Jejudo, South Korea
They'd finally let me move to the top,
To that high rise apartment building,
The one where pigeons grow families,
Where that afternoon, I sat on my veranda,
Enjoying my comfortable lounge chair,
Indulged myself in a glass of cognac,
And breezed a book of complex poetry:
"Go, said the bird, for the leaves were full of children,
Hidden excitedly, containing laughter.
Go, go, go, said the bird: human kind
Cannot bear very much reality."
But a vibration centered up the street
Interrupted my incomprehension,
And my table, consummated cigar,
And snifter -- they began to attack me
In swells of gray ash and alcohol.
Humiliated, I gripped the safety rail and saw
The nose that thrust in front of two dark eyes,
The tail that raised itself from behind,
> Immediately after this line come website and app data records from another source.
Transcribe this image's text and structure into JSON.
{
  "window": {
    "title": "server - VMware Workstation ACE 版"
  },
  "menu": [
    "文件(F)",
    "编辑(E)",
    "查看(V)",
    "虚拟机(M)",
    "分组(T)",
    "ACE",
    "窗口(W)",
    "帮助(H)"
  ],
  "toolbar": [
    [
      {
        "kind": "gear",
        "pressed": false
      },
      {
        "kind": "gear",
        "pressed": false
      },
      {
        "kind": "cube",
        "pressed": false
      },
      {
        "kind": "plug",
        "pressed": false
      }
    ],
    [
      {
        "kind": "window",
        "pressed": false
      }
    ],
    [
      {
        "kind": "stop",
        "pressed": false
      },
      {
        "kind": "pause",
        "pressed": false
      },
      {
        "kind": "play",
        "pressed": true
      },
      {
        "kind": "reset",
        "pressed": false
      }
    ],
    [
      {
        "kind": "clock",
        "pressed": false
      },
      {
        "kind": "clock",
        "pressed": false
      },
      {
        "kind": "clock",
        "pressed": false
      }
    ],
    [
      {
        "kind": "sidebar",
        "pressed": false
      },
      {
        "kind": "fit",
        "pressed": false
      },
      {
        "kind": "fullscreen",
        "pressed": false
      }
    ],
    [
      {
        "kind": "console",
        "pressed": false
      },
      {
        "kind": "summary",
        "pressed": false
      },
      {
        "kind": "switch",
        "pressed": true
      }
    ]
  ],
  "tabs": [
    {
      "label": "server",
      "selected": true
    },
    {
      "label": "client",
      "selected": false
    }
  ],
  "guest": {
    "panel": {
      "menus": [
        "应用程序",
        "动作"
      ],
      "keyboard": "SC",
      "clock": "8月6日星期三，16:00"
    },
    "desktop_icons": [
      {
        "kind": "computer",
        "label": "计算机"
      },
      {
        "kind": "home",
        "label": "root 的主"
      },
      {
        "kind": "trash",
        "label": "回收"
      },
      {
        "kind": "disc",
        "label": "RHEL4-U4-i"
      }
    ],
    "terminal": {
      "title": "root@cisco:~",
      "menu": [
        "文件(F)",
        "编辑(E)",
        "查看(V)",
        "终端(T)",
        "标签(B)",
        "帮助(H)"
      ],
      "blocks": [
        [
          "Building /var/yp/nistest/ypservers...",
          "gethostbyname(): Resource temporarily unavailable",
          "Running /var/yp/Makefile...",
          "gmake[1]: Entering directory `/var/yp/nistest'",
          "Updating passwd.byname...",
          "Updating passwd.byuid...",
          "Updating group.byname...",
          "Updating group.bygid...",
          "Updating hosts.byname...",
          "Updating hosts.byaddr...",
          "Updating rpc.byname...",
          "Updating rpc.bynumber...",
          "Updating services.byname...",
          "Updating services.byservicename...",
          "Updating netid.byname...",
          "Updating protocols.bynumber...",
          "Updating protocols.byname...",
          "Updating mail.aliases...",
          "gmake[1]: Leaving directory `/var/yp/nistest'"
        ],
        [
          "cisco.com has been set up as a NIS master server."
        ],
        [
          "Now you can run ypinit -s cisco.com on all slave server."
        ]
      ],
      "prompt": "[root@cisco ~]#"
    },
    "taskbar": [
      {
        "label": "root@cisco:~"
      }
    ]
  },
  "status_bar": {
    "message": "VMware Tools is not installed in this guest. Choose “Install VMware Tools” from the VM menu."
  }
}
A body that was turquoise on top and gray below.
I ducked to avoid my head being taken off
By the wing that flew across my balcony:
A seven-forty-seven jumbo jet
Cruised slowly down the corridor,
that space between the skyscrapers,
But just as I saw it fly away
Another came from behind.
I saw fourteen hundred biding their time,
In line to ruin what was left of mine.
Then I saw my father, further down the hill.
He was on a roof of a Burger King
Smiling at me, a knowing smile, he returned
To reading his Popular Science magazine.